If at first you don't succeed, try, try again." Entrepreneurs applying for grants from the Small Business Innovation Research (SBIR) and the Small Business Technology Transfer Research (STTR) programs should keep this adage in mind. Only one in eight applications submitted survive the rigorous approval gauntlet, according to Daniel O. Hill, assistant administrator for the SBA Office of Technology.
Scott Thompson knows the process well. It took 11 attempts--from 1992 to 1996--and the formation of several companies before the owner of CHT Engineering Systems Inc. in Hermosa, South Dakota, obtained SBIR funding for his human target tracking system.
Why subject yourself to this kind of torture? The answer is simple, says the homebased Thompson: "It's hard to get seed money for a high-tech company. Venture capitalists don't like to fund ideas."
If that's not incentive enough, consider that these two programs have more than $1.1 billion to give businesses every year. To compete for SBIR grants, a business must be for-profit, U.S.-owned, independently operated, and have 500 or fewer employees. The principal researcher for a project must be employed by the business.
Every year, 10 federal departments and agencies are required to solicit SBIR applications: the departments of Agriculture, Commerce, Defense, Education, Energy, Health and Human Services, and Transportation, as well as the Environmental Protection Agency, NASA and the National Science Foundation.
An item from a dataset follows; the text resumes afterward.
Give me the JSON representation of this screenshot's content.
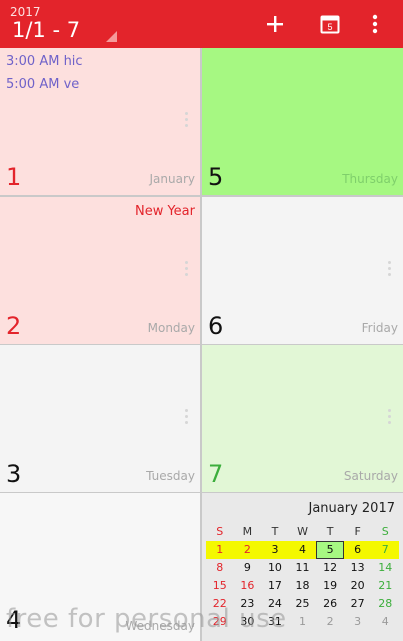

Initially, entrepreneurs compete for Phase I awards of up to $100,000 for a six-month exploration of the technical merits and feasibility of an idea or technology. Only those awarded Phase I grants can compete for two-year Phase II funding of up to $750,000. In Phase III, entrepreneurs must commercialize their products using private-sector funding.
STTR pairs small businesses and nonprofit research institutions. Five federal agencies offer grants under this program: the departments of Defense, Energy, and Health and Human Services; NASA; and the National Science Foundation.
There are also three phases in the STTR program. Phase I offers up to $100,000 for a year of research. Phase II provides up to $500,000 for a maximum two-year project expansion, and Phase III mirrors that of the SBIR.